=== Section Start ===
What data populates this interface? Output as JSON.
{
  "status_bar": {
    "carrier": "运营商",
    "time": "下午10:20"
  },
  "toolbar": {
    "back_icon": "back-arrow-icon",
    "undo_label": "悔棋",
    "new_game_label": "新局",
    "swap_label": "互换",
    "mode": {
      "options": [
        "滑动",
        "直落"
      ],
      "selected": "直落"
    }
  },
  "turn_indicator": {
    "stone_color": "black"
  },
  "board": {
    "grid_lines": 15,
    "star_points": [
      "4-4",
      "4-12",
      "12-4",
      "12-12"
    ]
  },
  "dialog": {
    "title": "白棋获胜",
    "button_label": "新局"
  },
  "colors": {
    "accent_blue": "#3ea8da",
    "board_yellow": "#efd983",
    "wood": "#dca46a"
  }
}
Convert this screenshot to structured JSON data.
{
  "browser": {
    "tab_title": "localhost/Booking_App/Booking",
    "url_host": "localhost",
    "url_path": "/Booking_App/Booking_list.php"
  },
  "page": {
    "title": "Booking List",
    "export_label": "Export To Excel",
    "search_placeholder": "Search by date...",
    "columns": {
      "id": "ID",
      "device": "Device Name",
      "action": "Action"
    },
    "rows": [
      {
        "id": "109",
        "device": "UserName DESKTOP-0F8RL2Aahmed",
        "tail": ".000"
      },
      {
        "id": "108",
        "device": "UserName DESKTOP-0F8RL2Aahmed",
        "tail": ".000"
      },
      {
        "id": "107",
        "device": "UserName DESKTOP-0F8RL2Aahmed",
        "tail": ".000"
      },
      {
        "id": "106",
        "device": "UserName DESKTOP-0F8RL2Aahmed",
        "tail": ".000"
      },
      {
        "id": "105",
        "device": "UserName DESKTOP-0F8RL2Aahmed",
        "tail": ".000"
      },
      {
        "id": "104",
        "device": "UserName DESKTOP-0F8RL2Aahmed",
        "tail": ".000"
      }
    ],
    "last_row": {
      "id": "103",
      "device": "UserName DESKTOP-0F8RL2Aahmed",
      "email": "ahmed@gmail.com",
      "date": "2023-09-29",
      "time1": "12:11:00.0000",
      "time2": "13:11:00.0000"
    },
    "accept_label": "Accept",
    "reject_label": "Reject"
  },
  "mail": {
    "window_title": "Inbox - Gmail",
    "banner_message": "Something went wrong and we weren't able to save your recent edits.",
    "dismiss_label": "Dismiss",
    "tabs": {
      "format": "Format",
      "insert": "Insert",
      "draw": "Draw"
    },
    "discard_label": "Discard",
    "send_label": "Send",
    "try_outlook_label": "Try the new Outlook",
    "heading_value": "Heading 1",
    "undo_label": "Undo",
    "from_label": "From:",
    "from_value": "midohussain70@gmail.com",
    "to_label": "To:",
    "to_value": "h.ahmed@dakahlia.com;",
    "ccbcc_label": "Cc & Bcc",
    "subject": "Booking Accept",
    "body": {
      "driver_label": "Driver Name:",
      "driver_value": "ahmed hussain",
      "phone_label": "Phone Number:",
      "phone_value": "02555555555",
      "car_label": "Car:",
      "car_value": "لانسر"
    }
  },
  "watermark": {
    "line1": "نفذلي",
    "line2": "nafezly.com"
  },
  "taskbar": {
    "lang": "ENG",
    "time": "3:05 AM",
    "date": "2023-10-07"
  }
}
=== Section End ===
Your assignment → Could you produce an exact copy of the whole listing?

Task result →
What data populates this interface? Output as JSON.
{
  "status_bar": {
    "carrier": "运营商",
    "time": "下午10:20"
  },
  "toolbar": {
    "back_icon": "back-arrow-icon",
    "undo_label": "悔棋",
    "new_game_label": "新局",
    "swap_label": "互换",
    "mode": {
      "options": [
        "滑动",
        "直落"
      ],
      "selected": "直落"
    }
  },
  "turn_indicator": {
    "stone_color": "black"
  },
  "board": {
    "grid_lines": 15,
    "star_points": [
      "4-4",
      "4-12",
      "12-4",
      "12-12"
    ]
  },
  "dialog": {
    "title": "白棋获胜",
    "button_label": "新局"
  },
  "colors": {
    "accent_blue": "#3ea8da",
    "board_yellow": "#efd983",
    "wood": "#dca46a"
  }
}
Convert this screenshot to structured JSON data.
{
  "browser": {
    "tab_title": "localhost/Booking_App/Booking",
    "url_host": "localhost",
    "url_path": "/Booking_App/Booking_list.php"
  },
  "page": {
    "title": "Booking List",
    "export_label": "Export To Excel",
    "search_placeholder": "Search by date...",
    "columns": {
      "id": "ID",
      "device": "Device Name",
      "action": "Action"
    },
    "rows": [
      {
        "id": "109",
        "device": "UserName DESKTOP-0F8RL2Aahmed",
        "tail": ".000"
      },
      {
        "id": "108",
        "device": "UserName DESKTOP-0F8RL2Aahmed",
        "tail": ".000"
      },
      {
        "id": "107",
        "device": "UserName DESKTOP-0F8RL2Aahmed",
        "tail": ".000"
      },
      {
        "id": "106",
        "device": "UserName DESKTOP-0F8RL2Aahmed",
        "tail": ".000"
      },
      {
        "id": "105",
        "device": "UserName DESKTOP-0F8RL2Aahmed",
        "tail": ".000"
      },
      {
        "id": "104",
        "device": "UserName DESKTOP-0F8RL2Aahmed",
        "tail": ".000"
      }
    ],
    "last_row": {
      "id": "103",
      "device": "UserName DESKTOP-0F8RL2Aahmed",
      "email": "ahmed@gmail.com",
      "date": "2023-09-29",
      "time1": "12:11:00.0000",
      "time2": "13:11:00.0000"
    },
    "accept_label": "Accept",
    "reject_label": "Reject"
  },
  "mail": {
    "window_title": "Inbox - Gmail",
    "banner_message": "Something went wrong and we weren't able to save your recent edits.",
    "dismiss_label": "Dismiss",
    "tabs": {
      "format": "Format",
      "insert": "Insert",
      "draw": "Draw"
    },
    "discard_label": "Discard",
    "send_label": "Send",
    "try_outlook_label": "Try the new Outlook",
    "heading_value": "Heading 1",
    "undo_label": "Undo",
    "from_label": "From:",
    "from_value": "midohussain70@gmail.com",
    "to_label": "To:",
    "to_value": "h.ahmed@dakahlia.com;",
    "ccbcc_label": "Cc & Bcc",
    "subject": "Booking Accept",
    "body": {
      "driver_label": "Driver Name:",
      "driver_value": "ahmed hussain",
      "phone_label": "Phone Number:",
      "phone_value": "02555555555",
      "car_label": "Car:",
      "car_value": "لانسر"
    }
  },
  "watermark": {
    "line1": "نفذلي",
    "line2": "nafezly.com"
  },
  "taskbar": {
    "lang": "ENG",
    "time": "3:05 AM",
    "date": "2023-10-07"
  }
}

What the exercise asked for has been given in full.